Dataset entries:

───

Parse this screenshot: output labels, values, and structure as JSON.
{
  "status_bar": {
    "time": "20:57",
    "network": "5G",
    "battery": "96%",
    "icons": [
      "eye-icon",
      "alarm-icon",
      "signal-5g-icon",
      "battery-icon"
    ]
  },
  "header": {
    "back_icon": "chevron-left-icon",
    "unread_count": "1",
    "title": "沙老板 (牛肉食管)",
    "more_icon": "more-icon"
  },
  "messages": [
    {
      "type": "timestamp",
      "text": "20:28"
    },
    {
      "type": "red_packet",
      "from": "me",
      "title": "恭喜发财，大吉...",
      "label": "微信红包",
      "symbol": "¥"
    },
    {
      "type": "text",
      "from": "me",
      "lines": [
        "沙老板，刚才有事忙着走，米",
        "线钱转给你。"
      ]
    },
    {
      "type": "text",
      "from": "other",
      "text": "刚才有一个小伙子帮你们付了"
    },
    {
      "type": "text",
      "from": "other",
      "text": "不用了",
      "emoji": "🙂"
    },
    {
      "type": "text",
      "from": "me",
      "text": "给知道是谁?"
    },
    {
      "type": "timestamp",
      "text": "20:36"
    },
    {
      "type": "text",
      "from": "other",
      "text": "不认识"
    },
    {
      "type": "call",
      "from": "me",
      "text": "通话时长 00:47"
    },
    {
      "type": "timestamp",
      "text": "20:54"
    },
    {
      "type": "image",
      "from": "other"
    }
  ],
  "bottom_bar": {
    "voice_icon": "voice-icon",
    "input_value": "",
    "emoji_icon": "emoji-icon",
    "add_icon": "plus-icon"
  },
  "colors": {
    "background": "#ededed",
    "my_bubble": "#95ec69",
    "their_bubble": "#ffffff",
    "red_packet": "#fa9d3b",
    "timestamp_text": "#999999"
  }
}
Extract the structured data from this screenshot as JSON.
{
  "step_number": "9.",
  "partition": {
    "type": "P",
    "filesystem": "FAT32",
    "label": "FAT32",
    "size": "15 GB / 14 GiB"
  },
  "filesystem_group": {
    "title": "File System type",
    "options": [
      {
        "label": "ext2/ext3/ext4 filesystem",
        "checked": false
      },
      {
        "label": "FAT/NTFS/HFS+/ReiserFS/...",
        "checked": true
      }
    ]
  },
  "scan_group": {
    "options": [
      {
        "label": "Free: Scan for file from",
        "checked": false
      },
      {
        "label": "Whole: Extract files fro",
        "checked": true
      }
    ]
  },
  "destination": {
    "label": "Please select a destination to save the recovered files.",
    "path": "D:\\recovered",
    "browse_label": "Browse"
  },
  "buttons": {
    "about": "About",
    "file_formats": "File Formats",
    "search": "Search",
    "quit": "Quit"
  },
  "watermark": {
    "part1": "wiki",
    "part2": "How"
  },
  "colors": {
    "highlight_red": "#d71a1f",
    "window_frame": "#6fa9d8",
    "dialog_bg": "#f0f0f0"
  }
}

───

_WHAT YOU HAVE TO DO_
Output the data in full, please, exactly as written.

_RESPONSE_
Parse this screenshot: output labels, values, and structure as JSON.
{
  "status_bar": {
    "time": "20:57",
    "network": "5G",
    "battery": "96%",
    "icons": [
      "eye-icon",
      "alarm-icon",
      "signal-5g-icon",
      "battery-icon"
    ]
  },
  "header": {
    "back_icon": "chevron-left-icon",
    "unread_count": "1",
    "title": "沙老板 (牛肉食管)",
    "more_icon": "more-icon"
  },
  "messages": [
    {
      "type": "timestamp",
      "text": "20:28"
    },
    {
      "type": "red_packet",
      "from": "me",
      "title": "恭喜发财，大吉...",
      "label": "微信红包",
      "symbol": "¥"
    },
    {
      "type": "text",
      "from": "me",
      "lines": [
        "沙老板，刚才有事忙着走，米",
        "线钱转给你。"
      ]
    },
    {
      "type": "text",
      "from": "other",
      "text": "刚才有一个小伙子帮你们付了"
    },
    {
      "type": "text",
      "from": "other",
      "text": "不用了",
      "emoji": "🙂"
    },
    {
      "type": "text",
      "from": "me",
      "text": "给知道是谁?"
    },
    {
      "type": "timestamp",
      "text": "20:36"
    },
    {
      "type": "text",
      "from": "other",
      "text": "不认识"
    },
    {
      "type": "call",
      "from": "me",
      "text": "通话时长 00:47"
    },
    {
      "type": "timestamp",
      "text": "20:54"
    },
    {
      "type": "image",
      "from": "other"
    }
  ],
  "bottom_bar": {
    "voice_icon": "voice-icon",
    "input_value": "",
    "emoji_icon": "emoji-icon",
    "add_icon": "plus-icon"
  },
  "colors": {
    "background": "#ededed",
    "my_bubble": "#95ec69",
    "their_bubble": "#ffffff",
    "red_packet": "#fa9d3b",
    "timestamp_text": "#999999"
  }
}
Extract the structured data from this screenshot as JSON.
{
  "step_number": "9.",
  "partition": {
    "type": "P",
    "filesystem": "FAT32",
    "label": "FAT32",
    "size": "15 GB / 14 GiB"
  },
  "filesystem_group": {
    "title": "File System type",
    "options": [
      {
        "label": "ext2/ext3/ext4 filesystem",
        "checked": false
      },
      {
        "label": "FAT/NTFS/HFS+/ReiserFS/...",
        "checked": true
      }
    ]
  },
  "scan_group": {
    "options": [
      {
        "label": "Free: Scan for file from",
        "checked": false
      },
      {
        "label": "Whole: Extract files fro",
        "checked": true
      }
    ]
  },
  "destination": {
    "label": "Please select a destination to save the recovered files.",
    "path": "D:\\recovered",
    "browse_label": "Browse"
  },
  "buttons": {
    "about": "About",
    "file_formats": "File Formats",
    "search": "Search",
    "quit": "Quit"
  },
  "watermark": {
    "part1": "wiki",
    "part2": "How"
  },
  "colors": {
    "highlight_red": "#d71a1f",
    "window_frame": "#6fa9d8",
    "dialog_bg": "#f0f0f0"
  }
}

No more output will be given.